Joint favourites Germany face England's conquerors Italy in the second semi-final of Euro 2012 on Thursday night, with Löw’s side having been heavily backed since the tournament began having won all of their games so far.
In comparison, Italy have only actually won once in normal time of their 4 matches, coming against arguably the tournament's weakest side, in Ireland. Despite the countless and rightful plaudits for their midfield against England, and in particular Andrea Pirlo, Italy have struggled for goals thus far and this will be a real worry against the Germans.
The Azzuri have netted just 4 times in the tournament (excluding the penalty shoot-out with England) and have scored just once from open play. Funnily enough that strike was their first in the competition and came against reigning champions Spain, relying on goals from set piece situations against Croatia and the Irish before drawing a blank against England.
In comparison, no team has scored more goals than Germany's 9, or more from open play for that matter, than their tally of 7. One would automatically assume, therefore, that the German's had created more big chances than their semi-final opponents, though that is not the case. Italy's tally of 10 big chances created is testament to the creativity of Pirlo and co. and is a tournament-leading figure, with Germany only carving out half of that amount.
Furthermore, Löw’s side have needed just 60 shots to register their impressive 9-goal haul (15% conversion rate) while Italy's tournament-high of 88 shots proves that their finishing has been wayward thus far (4.5% conversion rate). Germany have tested the keeper with 40% of their efforts up to now, which is significantly higher than Italy's 30% and proves that Buffon is likely to have a far more lively evening than he did against England at the weekend.
In terms of the two sides' possession and pass accuracy statistics, there isn't a great deal to choose between them. Germany rank higher for both, with 59.3% possession and 88.7% pass accuracy respectively, though Italy's figures are still impressive, with averages of 55.8% and 84.7% both ranking them 5th overall in the competition.
However, when looking at their passing styles there are clear differences. Though both sides rank in the top 3 and only behind Spain for short passes per game, with Germany on 538 and Italy averaging 491, Prandelli's side tend to look long far more often. Partly due to the sheer brilliance in the range of passing from Pirlo, but also due to their more direct approach, Italy's average of 62 long balls per game is only behind Ukraine. In contrast, Germany have averaged just 39, which is fewer than any other side at the tournament.
Another area in which the two sides differ greatly is their aggression. Italy have picked up a tournament-high of 11 bookings thus far, with Germany receiving just 3, and between just 2 players, representing a tournament-low. However, another interesting statistic shows that the German's have actually averaged more tackles per game than the Italian's, with the latter's figure of 15.3 ranking them down in 12th at the tournament despite their poor disciplinary record. What this would suggest is that Löw’s side are far better at timing their challenges, and Italy will need to tread carefully to avoid giving away fouls in dangerous areas.
Although neither is likely to directly man mark the other, most feel that the game on Thursday could well be won and lost by either Mesut Özil or Andrea Pirlo.
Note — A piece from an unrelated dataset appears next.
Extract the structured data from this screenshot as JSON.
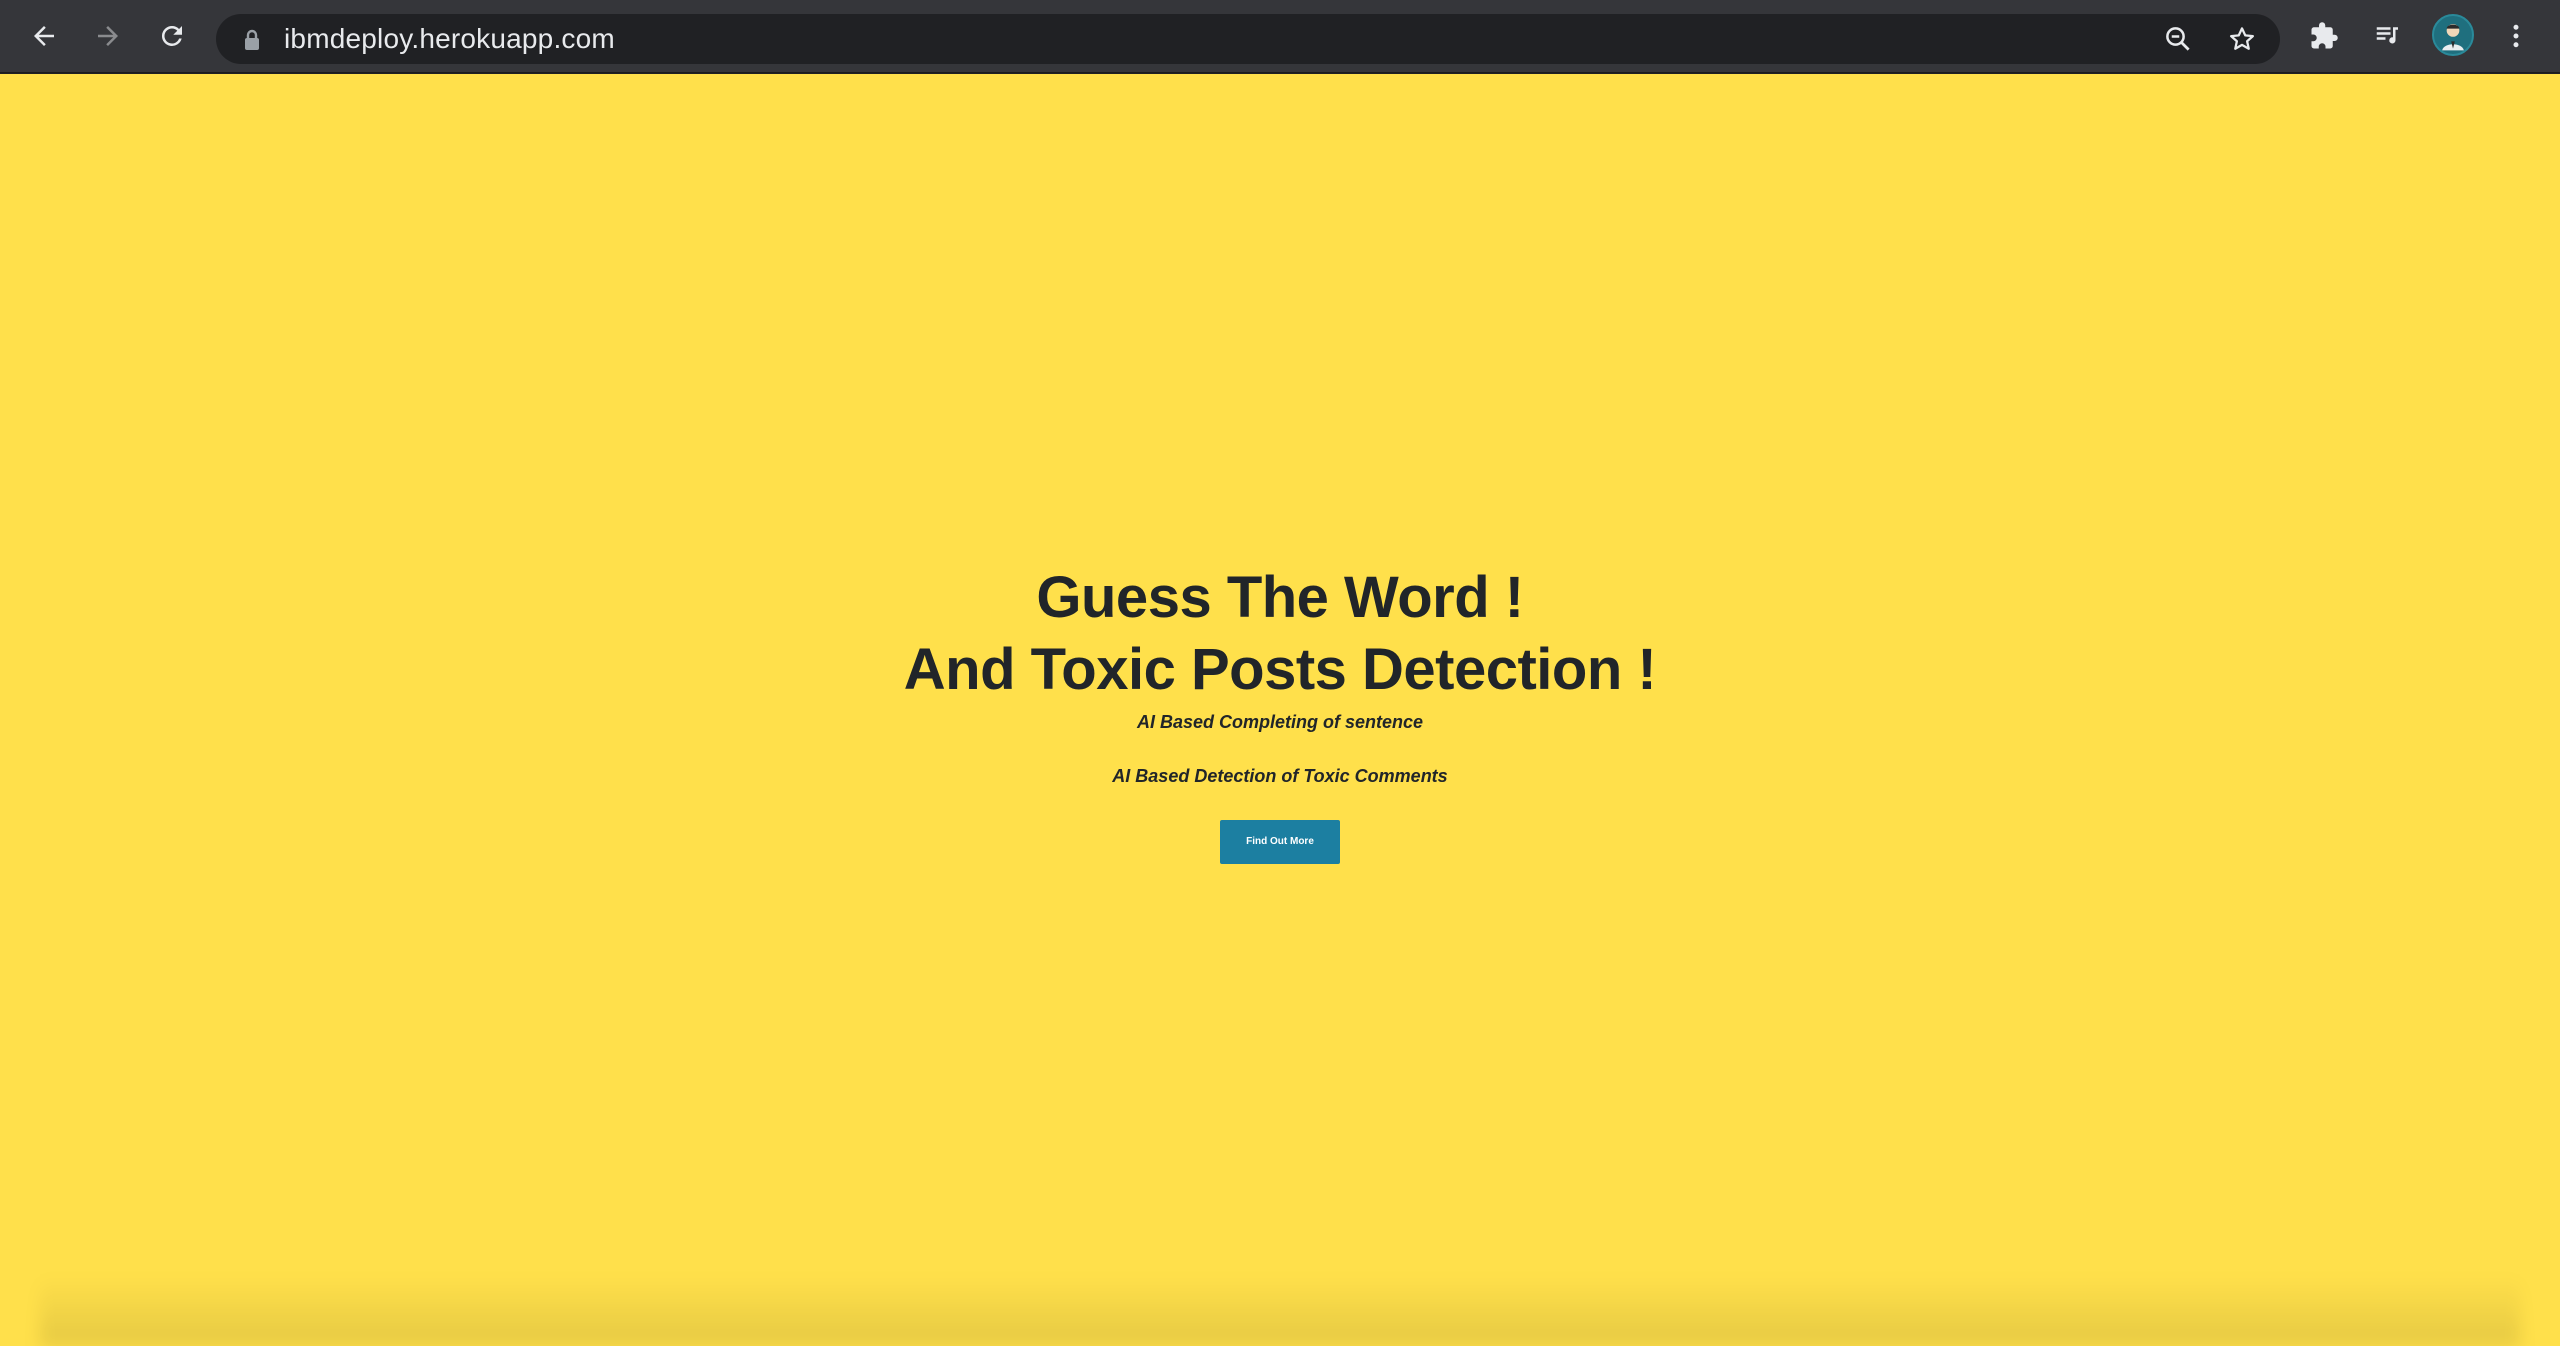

Both will play in a similar area on the pitch, with Özil roaming behind the lone striker for Germany and Pirlo constantly coming deep for the ball for Italy. The two are both considered playmakers for their sides, though their styles in doing so contrast greatly.
Pirlo has averaged slightly more passes per game than Özil, though this is greatly influenced by his performance against England last time out. However, Özil just edges it for key passes, and in turn has picked up one more assist than Pirlo thus far. This can be attributed to the fact that he has done much of his work in and around the box at the Euros, playing shorter passes, which have also contributed to the better pass accuracy of the two.
The Madrid man has averaged just 1.5 long balls per game, with Pirlo's average of 10 the most obvious difference in the duo's playing style with regards to where on the pitch they pull the strings. Set-piece duties for Pirlo mean that he has completed 2.8 crosses per game thus far, while Özil floats in the corridor between midfield and attack, drifting wide to average 2.3 per game in comparison.
The way that the two managers see fit to deal with either sides' puppet master will be intriguing, but the reality may be that, with an extra two days rest and a fresher squad, Germany have more stars to fall back on if Özil’s threat is nullified.